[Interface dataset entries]

------------

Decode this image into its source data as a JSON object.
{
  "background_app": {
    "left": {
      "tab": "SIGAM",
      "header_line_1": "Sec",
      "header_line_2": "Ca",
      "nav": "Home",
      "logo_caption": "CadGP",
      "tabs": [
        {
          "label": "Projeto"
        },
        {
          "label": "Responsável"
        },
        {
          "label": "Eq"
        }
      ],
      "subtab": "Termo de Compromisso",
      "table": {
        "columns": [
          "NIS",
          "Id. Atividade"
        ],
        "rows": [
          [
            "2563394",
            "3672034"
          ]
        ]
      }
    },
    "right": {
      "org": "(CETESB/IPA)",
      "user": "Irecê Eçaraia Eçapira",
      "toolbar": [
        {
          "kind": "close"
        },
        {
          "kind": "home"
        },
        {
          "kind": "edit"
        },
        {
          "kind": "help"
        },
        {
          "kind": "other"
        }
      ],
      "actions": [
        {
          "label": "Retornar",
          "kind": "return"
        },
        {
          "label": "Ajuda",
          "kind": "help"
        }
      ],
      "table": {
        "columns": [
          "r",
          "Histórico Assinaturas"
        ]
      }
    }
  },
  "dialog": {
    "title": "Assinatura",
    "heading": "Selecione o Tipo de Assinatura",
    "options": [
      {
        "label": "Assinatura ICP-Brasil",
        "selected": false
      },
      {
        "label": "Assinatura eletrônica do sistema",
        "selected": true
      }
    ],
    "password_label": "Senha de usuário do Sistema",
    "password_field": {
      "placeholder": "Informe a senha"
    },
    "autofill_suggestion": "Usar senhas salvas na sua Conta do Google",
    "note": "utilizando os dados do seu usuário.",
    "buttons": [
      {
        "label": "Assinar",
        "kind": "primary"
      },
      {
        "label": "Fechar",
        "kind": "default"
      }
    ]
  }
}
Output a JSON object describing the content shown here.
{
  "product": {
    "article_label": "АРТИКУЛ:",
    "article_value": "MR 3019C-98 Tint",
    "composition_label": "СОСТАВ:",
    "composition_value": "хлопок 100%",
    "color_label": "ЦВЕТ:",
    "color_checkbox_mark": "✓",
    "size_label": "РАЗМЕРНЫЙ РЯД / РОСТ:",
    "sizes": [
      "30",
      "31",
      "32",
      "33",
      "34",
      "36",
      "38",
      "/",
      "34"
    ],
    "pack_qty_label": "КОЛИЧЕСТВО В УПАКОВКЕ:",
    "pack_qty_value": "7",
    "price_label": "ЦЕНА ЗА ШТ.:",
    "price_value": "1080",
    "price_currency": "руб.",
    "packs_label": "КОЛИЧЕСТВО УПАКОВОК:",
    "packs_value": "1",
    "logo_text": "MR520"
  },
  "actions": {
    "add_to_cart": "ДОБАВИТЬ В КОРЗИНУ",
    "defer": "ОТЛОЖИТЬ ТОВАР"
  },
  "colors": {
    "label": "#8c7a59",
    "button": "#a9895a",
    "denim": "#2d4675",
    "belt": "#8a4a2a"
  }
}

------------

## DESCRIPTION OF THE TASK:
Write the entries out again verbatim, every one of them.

## OUTPUT FOR THIS EXERCISE:
Decode this image into its source data as a JSON object.
{
  "background_app": {
    "left": {
      "tab": "SIGAM",
      "header_line_1": "Sec",
      "header_line_2": "Ca",
      "nav": "Home",
      "logo_caption": "CadGP",
      "tabs": [
        {
          "label": "Projeto"
        },
        {
          "label": "Responsável"
        },
        {
          "label": "Eq"
        }
      ],
      "subtab": "Termo de Compromisso",
      "table": {
        "columns": [
          "NIS",
          "Id. Atividade"
        ],
        "rows": [
          [
            "2563394",
            "3672034"
          ]
        ]
      }
    },
    "right": {
      "org": "(CETESB/IPA)",
      "user": "Irecê Eçaraia Eçapira",
      "toolbar": [
        {
          "kind": "close"
        },
        {
          "kind": "home"
        },
        {
          "kind": "edit"
        },
        {
          "kind": "help"
        },
        {
          "kind": "other"
        }
      ],
      "actions": [
        {
          "label": "Retornar",
          "kind": "return"
        },
        {
          "label": "Ajuda",
          "kind": "help"
        }
      ],
      "table": {
        "columns": [
          "r",
          "Histórico Assinaturas"
        ]
      }
    }
  },
  "dialog": {
    "title": "Assinatura",
    "heading": "Selecione o Tipo de Assinatura",
    "options": [
      {
        "label": "Assinatura ICP-Brasil",
        "selected": false
      },
      {
        "label": "Assinatura eletrônica do sistema",
        "selected": true
      }
    ],
    "password_label": "Senha de usuário do Sistema",
    "password_field": {
      "placeholder": "Informe a senha"
    },
    "autofill_suggestion": "Usar senhas salvas na sua Conta do Google",
    "note": "utilizando os dados do seu usuário.",
    "buttons": [
      {
        "label": "Assinar",
        "kind": "primary"
      },
      {
        "label": "Fechar",
        "kind": "default"
      }
    ]
  }
}
Output a JSON object describing the content shown here.
{
  "product": {
    "article_label": "АРТИКУЛ:",
    "article_value": "MR 3019C-98 Tint",
    "composition_label": "СОСТАВ:",
    "composition_value": "хлопок 100%",
    "color_label": "ЦВЕТ:",
    "color_checkbox_mark": "✓",
    "size_label": "РАЗМЕРНЫЙ РЯД / РОСТ:",
    "sizes": [
      "30",
      "31",
      "32",
      "33",
      "34",
      "36",
      "38",
      "/",
      "34"
    ],
    "pack_qty_label": "КОЛИЧЕСТВО В УПАКОВКЕ:",
    "pack_qty_value": "7",
    "price_label": "ЦЕНА ЗА ШТ.:",
    "price_value": "1080",
    "price_currency": "руб.",
    "packs_label": "КОЛИЧЕСТВО УПАКОВОК:",
    "packs_value": "1",
    "logo_text": "MR520"
  },
  "actions": {
    "add_to_cart": "ДОБАВИТЬ В КОРЗИНУ",
    "defer": "ОТЛОЖИТЬ ТОВАР"
  },
  "colors": {
    "label": "#8c7a59",
    "button": "#a9895a",
    "denim": "#2d4675",
    "belt": "#8a4a2a"
  }
}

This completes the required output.